GIVEN ENTRIES:
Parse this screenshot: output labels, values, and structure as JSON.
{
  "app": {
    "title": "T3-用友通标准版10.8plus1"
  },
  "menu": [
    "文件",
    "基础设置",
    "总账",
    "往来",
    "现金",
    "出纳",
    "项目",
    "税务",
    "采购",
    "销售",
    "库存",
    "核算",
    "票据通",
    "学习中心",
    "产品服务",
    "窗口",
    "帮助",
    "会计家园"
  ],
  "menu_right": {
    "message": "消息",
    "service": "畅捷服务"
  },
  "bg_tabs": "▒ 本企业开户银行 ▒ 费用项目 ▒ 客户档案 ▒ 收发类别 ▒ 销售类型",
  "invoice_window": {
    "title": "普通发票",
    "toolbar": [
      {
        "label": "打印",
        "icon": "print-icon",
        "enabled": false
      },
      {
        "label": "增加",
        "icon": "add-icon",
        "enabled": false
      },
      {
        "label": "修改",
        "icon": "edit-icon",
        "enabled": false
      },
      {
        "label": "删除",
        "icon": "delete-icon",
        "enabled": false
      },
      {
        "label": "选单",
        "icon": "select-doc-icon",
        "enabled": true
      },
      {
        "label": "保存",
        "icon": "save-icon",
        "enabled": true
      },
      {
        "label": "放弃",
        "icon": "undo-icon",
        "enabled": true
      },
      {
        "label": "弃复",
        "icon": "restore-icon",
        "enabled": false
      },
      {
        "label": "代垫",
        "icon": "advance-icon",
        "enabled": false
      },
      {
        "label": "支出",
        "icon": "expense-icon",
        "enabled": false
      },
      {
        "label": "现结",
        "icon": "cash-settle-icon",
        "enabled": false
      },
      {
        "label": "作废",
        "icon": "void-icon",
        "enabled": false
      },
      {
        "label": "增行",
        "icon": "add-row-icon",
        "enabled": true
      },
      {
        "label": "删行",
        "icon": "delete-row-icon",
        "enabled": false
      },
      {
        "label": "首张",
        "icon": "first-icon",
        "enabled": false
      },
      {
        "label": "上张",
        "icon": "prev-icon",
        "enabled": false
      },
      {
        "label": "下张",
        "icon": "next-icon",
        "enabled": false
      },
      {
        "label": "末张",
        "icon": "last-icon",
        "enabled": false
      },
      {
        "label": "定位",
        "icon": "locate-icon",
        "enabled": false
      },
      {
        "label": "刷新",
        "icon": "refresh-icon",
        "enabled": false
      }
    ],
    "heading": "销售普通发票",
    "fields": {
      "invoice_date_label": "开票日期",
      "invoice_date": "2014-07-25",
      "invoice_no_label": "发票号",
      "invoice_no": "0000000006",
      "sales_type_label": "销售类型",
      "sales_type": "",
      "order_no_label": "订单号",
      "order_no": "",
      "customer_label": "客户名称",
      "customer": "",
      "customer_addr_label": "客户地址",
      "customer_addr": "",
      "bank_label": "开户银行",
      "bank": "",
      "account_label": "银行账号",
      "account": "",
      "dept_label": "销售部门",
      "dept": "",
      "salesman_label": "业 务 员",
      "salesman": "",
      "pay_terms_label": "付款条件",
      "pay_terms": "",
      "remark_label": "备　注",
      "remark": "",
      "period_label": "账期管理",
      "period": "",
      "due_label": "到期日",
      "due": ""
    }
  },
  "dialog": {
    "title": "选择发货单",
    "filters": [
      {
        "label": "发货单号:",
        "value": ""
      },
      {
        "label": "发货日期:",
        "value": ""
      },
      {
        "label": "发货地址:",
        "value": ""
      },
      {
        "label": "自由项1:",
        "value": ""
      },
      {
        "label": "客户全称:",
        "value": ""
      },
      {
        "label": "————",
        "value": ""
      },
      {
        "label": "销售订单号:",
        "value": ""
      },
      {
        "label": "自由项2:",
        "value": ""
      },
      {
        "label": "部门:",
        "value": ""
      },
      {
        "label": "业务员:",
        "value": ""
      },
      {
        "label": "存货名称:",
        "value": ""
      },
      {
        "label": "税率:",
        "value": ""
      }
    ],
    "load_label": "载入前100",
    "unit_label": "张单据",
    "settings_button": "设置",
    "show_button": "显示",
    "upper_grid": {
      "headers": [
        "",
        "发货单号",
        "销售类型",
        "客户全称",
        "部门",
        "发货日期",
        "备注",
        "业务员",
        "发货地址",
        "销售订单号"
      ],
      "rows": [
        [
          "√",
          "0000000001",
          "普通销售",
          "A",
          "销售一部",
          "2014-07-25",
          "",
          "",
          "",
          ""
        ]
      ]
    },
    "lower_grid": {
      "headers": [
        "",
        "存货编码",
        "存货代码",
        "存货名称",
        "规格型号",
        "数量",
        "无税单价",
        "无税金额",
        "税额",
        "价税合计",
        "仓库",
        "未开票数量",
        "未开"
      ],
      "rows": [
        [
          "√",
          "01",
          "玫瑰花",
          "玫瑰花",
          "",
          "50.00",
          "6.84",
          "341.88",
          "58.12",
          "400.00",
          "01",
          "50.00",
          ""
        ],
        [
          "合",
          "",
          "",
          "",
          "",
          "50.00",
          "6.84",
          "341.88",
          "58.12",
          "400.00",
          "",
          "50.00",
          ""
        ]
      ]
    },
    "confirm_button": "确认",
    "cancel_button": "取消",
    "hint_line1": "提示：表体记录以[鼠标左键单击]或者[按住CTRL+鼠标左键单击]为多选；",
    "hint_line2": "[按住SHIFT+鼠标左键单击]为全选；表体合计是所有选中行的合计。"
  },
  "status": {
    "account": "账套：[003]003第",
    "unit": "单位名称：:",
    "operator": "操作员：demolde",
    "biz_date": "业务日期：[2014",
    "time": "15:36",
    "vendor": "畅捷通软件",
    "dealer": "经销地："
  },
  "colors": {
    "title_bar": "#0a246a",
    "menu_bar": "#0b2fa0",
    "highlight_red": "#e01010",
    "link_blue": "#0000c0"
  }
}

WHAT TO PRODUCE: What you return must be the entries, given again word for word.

ANSWER TO THE EXERCISE:
Parse this screenshot: output labels, values, and structure as JSON.
{
  "app": {
    "title": "T3-用友通标准版10.8plus1"
  },
  "menu": [
    "文件",
    "基础设置",
    "总账",
    "往来",
    "现金",
    "出纳",
    "项目",
    "税务",
    "采购",
    "销售",
    "库存",
    "核算",
    "票据通",
    "学习中心",
    "产品服务",
    "窗口",
    "帮助",
    "会计家园"
  ],
  "menu_right": {
    "message": "消息",
    "service": "畅捷服务"
  },
  "bg_tabs": "▒ 本企业开户银行 ▒ 费用项目 ▒ 客户档案 ▒ 收发类别 ▒ 销售类型",
  "invoice_window": {
    "title": "普通发票",
    "toolbar": [
      {
        "label": "打印",
        "icon": "print-icon",
        "enabled": false
      },
      {
        "label": "增加",
        "icon": "add-icon",
        "enabled": false
      },
      {
        "label": "修改",
        "icon": "edit-icon",
        "enabled": false
      },
      {
        "label": "删除",
        "icon": "delete-icon",
        "enabled": false
      },
      {
        "label": "选单",
        "icon": "select-doc-icon",
        "enabled": true
      },
      {
        "label": "保存",
        "icon": "save-icon",
        "enabled": true
      },
      {
        "label": "放弃",
        "icon": "undo-icon",
        "enabled": true
      },
      {
        "label": "弃复",
        "icon": "restore-icon",
        "enabled": false
      },
      {
        "label": "代垫",
        "icon": "advance-icon",
        "enabled": false
      },
      {
        "label": "支出",
        "icon": "expense-icon",
        "enabled": false
      },
      {
        "label": "现结",
        "icon": "cash-settle-icon",
        "enabled": false
      },
      {
        "label": "作废",
        "icon": "void-icon",
        "enabled": false
      },
      {
        "label": "增行",
        "icon": "add-row-icon",
        "enabled": true
      },
      {
        "label": "删行",
        "icon": "delete-row-icon",
        "enabled": false
      },
      {
        "label": "首张",
        "icon": "first-icon",
        "enabled": false
      },
      {
        "label": "上张",
        "icon": "prev-icon",
        "enabled": false
      },
      {
        "label": "下张",
        "icon": "next-icon",
        "enabled": false
      },
      {
        "label": "末张",
        "icon": "last-icon",
        "enabled": false
      },
      {
        "label": "定位",
        "icon": "locate-icon",
        "enabled": false
      },
      {
        "label": "刷新",
        "icon": "refresh-icon",
        "enabled": false
      }
    ],
    "heading": "销售普通发票",
    "fields": {
      "invoice_date_label": "开票日期",
      "invoice_date": "2014-07-25",
      "invoice_no_label": "发票号",
      "invoice_no": "0000000006",
      "sales_type_label": "销售类型",
      "sales_type": "",
      "order_no_label": "订单号",
      "order_no": "",
      "customer_label": "客户名称",
      "customer": "",
      "customer_addr_label": "客户地址",
      "customer_addr": "",
      "bank_label": "开户银行",
      "bank": "",
      "account_label": "银行账号",
      "account": "",
      "dept_label": "销售部门",
      "dept": "",
      "salesman_label": "业 务 员",
      "salesman": "",
      "pay_terms_label": "付款条件",
      "pay_terms": "",
      "remark_label": "备　注",
      "remark": "",
      "period_label": "账期管理",
      "period": "",
      "due_label": "到期日",
      "due": ""
    }
  },
  "dialog": {
    "title": "选择发货单",
    "filters": [
      {
        "label": "发货单号:",
        "value": ""
      },
      {
        "label": "发货日期:",
        "value": ""
      },
      {
        "label": "发货地址:",
        "value": ""
      },
      {
        "label": "自由项1:",
        "value": ""
      },
      {
        "label": "客户全称:",
        "value": ""
      },
      {
        "label": "————",
        "value": ""
      },
      {
        "label": "销售订单号:",
        "value": ""
      },
      {
        "label": "自由项2:",
        "value": ""
      },
      {
        "label": "部门:",
        "value": ""
      },
      {
        "label": "业务员:",
        "value": ""
      },
      {
        "label": "存货名称:",
        "value": ""
      },
      {
        "label": "税率:",
        "value": ""
      }
    ],
    "load_label": "载入前100",
    "unit_label": "张单据",
    "settings_button": "设置",
    "show_button": "显示",
    "upper_grid": {
      "headers": [
        "",
        "发货单号",
        "销售类型",
        "客户全称",
        "部门",
        "发货日期",
        "备注",
        "业务员",
        "发货地址",
        "销售订单号"
      ],
      "rows": [
        [
          "√",
          "0000000001",
          "普通销售",
          "A",
          "销售一部",
          "2014-07-25",
          "",
          "",
          "",
          ""
        ]
      ]
    },
    "lower_grid": {
      "headers": [
        "",
        "存货编码",
        "存货代码",
        "存货名称",
        "规格型号",
        "数量",
        "无税单价",
        "无税金额",
        "税额",
        "价税合计",
        "仓库",
        "未开票数量",
        "未开"
      ],
      "rows": [
        [
          "√",
          "01",
          "玫瑰花",
          "玫瑰花",
          "",
          "50.00",
          "6.84",
          "341.88",
          "58.12",
          "400.00",
          "01",
          "50.00",
          ""
        ],
        [
          "合",
          "",
          "",
          "",
          "",
          "50.00",
          "6.84",
          "341.88",
          "58.12",
          "400.00",
          "",
          "50.00",
          ""
        ]
      ]
    },
    "confirm_button": "确认",
    "cancel_button": "取消",
    "hint_line1": "提示：表体记录以[鼠标左键单击]或者[按住CTRL+鼠标左键单击]为多选；",
    "hint_line2": "[按住SHIFT+鼠标左键单击]为全选；表体合计是所有选中行的合计。"
  },
  "status": {
    "account": "账套：[003]003第",
    "unit": "单位名称：:",
    "operator": "操作员：demolde",
    "biz_date": "业务日期：[2014",
    "time": "15:36",
    "vendor": "畅捷通软件",
    "dealer": "经销地："
  },
  "colors": {
    "title_bar": "#0a246a",
    "menu_bar": "#0b2fa0",
    "highlight_red": "#e01010",
    "link_blue": "#0000c0"
  }
}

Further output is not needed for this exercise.